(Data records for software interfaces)
┄┄┄┄┄┄┄┄┄┄
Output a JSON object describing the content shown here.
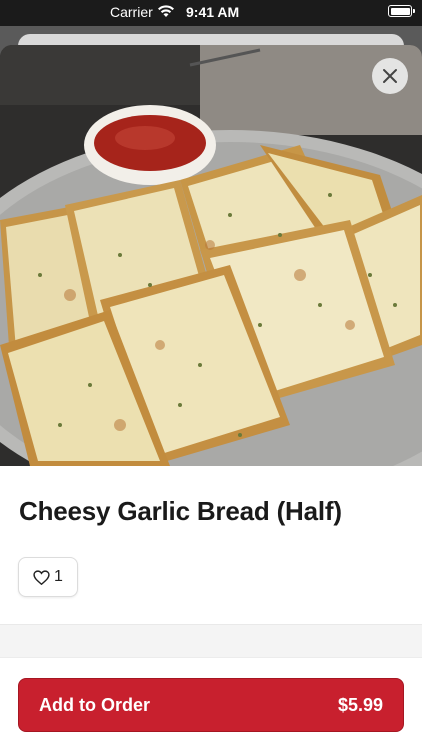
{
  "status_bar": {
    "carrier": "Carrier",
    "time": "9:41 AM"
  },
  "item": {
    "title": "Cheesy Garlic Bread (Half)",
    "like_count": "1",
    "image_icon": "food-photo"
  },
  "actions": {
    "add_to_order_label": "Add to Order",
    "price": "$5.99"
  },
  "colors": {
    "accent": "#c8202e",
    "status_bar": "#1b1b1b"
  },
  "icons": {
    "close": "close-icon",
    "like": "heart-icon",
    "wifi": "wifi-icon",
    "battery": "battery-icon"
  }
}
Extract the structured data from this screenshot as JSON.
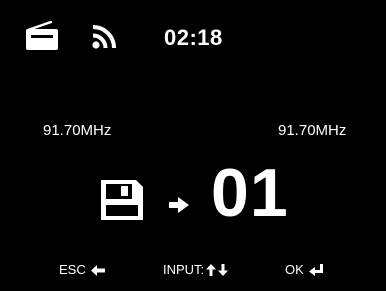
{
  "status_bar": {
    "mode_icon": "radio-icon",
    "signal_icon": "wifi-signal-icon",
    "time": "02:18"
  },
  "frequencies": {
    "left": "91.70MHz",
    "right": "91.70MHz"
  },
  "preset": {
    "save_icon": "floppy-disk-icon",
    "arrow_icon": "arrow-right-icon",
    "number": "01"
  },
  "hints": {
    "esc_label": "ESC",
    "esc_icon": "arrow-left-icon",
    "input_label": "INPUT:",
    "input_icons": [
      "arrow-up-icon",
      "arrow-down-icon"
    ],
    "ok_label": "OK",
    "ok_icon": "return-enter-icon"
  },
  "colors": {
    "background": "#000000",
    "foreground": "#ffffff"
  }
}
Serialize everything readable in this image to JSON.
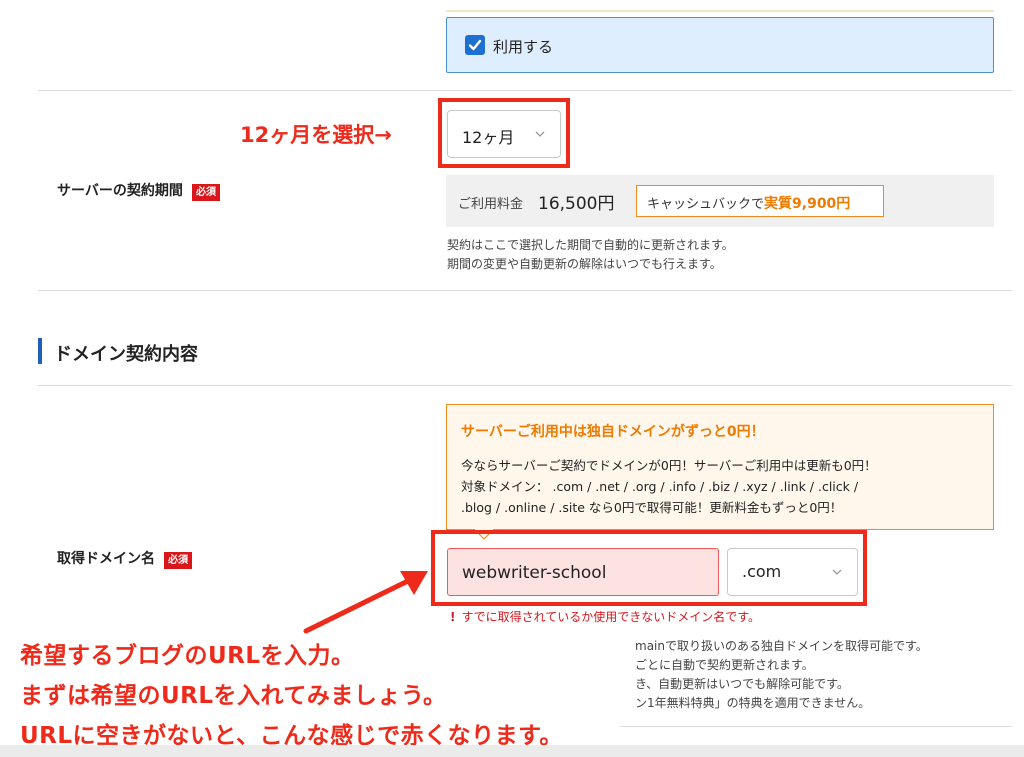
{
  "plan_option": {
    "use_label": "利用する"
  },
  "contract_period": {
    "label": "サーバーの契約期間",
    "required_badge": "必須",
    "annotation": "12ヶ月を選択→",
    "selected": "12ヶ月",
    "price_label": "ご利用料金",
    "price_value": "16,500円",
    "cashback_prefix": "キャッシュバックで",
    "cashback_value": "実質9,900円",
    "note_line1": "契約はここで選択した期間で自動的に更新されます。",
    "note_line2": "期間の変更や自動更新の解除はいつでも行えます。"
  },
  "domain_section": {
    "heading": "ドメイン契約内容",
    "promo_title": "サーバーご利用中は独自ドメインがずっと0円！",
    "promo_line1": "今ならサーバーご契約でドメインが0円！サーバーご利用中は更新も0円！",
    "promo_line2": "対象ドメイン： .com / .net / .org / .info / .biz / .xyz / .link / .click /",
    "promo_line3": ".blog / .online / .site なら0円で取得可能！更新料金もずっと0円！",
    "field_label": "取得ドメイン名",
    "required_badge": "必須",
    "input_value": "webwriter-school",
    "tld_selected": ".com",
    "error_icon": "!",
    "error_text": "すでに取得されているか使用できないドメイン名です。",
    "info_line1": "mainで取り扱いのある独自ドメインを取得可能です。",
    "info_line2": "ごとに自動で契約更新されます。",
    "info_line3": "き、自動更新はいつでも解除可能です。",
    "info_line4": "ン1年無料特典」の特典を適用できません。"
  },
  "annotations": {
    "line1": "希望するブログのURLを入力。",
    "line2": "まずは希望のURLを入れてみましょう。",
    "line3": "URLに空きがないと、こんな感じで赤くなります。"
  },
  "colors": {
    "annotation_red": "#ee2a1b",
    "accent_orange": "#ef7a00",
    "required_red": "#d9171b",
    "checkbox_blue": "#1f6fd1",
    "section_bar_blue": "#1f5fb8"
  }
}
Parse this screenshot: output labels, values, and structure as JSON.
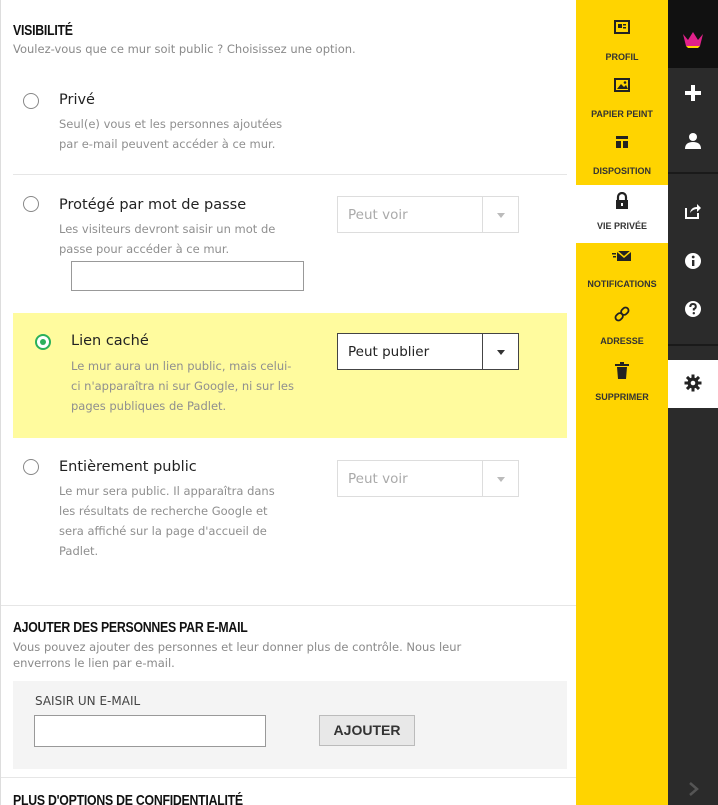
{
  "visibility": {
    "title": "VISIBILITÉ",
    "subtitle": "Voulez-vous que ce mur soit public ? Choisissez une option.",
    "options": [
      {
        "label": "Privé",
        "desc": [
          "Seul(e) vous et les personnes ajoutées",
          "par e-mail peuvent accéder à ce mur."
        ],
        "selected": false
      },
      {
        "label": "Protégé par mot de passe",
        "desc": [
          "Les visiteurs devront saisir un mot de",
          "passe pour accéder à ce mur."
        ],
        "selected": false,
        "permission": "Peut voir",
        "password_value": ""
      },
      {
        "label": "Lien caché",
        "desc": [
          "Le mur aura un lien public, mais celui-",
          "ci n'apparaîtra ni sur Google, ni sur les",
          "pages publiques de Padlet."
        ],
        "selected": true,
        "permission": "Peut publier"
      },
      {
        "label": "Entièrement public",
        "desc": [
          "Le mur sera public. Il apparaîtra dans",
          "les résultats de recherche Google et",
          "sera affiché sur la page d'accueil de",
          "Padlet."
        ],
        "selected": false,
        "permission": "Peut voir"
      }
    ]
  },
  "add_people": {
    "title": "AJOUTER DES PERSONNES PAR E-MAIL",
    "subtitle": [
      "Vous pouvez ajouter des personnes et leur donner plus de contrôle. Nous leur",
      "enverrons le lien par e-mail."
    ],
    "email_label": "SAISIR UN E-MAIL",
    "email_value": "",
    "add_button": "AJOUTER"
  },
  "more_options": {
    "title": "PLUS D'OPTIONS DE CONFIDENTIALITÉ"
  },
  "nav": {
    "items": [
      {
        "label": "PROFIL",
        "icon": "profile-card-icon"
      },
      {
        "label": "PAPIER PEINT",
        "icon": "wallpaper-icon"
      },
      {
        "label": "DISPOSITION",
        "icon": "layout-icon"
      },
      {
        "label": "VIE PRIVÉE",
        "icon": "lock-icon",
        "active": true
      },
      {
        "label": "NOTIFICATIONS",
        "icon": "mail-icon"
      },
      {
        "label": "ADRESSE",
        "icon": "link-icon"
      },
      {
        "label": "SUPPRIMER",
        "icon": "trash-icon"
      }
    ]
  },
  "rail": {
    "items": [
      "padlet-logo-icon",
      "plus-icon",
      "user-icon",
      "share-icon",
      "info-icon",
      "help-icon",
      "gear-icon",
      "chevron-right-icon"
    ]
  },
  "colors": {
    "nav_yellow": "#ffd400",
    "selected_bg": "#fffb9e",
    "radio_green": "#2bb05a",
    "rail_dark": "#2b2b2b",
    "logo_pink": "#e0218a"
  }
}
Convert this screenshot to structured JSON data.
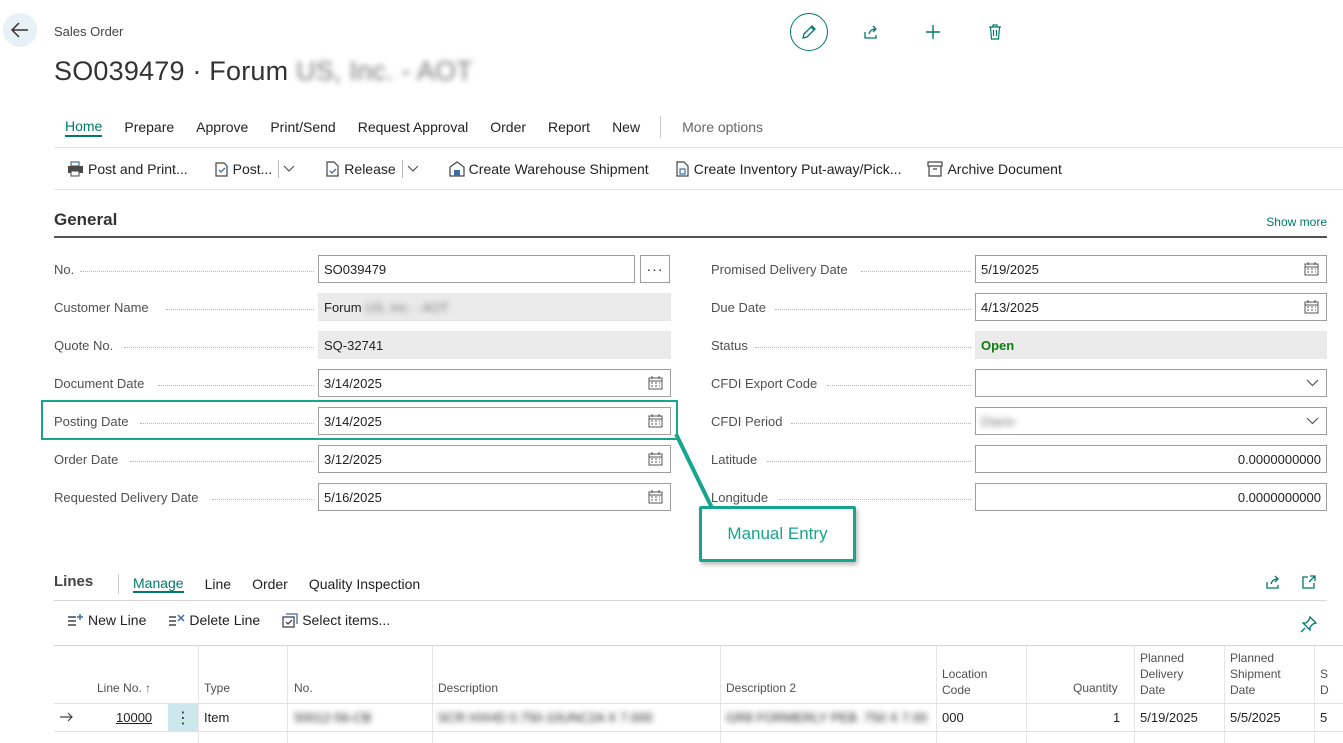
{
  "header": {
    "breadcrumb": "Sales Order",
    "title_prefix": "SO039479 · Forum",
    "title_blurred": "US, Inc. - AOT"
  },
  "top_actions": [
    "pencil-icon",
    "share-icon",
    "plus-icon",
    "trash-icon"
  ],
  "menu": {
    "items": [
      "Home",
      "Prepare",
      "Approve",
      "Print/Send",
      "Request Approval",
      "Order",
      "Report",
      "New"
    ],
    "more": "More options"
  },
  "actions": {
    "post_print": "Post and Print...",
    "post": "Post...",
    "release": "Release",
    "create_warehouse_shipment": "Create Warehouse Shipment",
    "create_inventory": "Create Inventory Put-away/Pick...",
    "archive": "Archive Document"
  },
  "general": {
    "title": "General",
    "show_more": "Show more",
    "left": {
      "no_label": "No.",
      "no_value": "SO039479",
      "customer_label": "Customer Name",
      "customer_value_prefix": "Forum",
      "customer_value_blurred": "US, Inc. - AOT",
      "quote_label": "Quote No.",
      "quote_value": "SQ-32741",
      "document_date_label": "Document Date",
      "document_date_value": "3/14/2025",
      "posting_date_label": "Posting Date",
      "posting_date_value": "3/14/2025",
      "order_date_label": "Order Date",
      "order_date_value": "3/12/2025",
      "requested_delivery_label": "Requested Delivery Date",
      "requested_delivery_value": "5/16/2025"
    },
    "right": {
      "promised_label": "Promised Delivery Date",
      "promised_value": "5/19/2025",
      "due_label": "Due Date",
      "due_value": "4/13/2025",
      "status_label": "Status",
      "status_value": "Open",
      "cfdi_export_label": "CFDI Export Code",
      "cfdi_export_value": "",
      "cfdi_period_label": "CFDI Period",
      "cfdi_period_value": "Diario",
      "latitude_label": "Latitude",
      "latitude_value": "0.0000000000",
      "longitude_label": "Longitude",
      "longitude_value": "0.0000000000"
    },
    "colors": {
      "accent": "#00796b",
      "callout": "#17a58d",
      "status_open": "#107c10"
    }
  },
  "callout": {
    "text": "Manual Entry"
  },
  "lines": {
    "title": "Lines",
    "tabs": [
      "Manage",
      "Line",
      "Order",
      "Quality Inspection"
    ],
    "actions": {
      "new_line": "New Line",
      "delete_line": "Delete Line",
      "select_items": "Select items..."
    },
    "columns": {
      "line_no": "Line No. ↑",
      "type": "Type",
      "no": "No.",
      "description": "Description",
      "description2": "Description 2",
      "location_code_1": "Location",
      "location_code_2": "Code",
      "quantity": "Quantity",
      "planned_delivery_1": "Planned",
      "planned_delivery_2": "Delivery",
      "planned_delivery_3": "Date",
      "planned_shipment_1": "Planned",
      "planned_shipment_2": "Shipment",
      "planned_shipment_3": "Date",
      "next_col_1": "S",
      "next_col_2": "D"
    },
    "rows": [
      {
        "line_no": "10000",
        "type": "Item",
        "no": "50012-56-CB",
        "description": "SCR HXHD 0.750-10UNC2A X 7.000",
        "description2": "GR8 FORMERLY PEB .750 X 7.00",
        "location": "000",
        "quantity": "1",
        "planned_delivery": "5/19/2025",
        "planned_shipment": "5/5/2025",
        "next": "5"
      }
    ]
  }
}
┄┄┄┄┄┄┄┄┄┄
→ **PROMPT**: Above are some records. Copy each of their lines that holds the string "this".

→ **ANSWER**:
Extract the structured data from this screenshot as JSON.
Serialize everything readable in this image to JSON.
Parse this screenshot: output labels, values, and structure as JSON.
Convert this screenshot to structured JSON data.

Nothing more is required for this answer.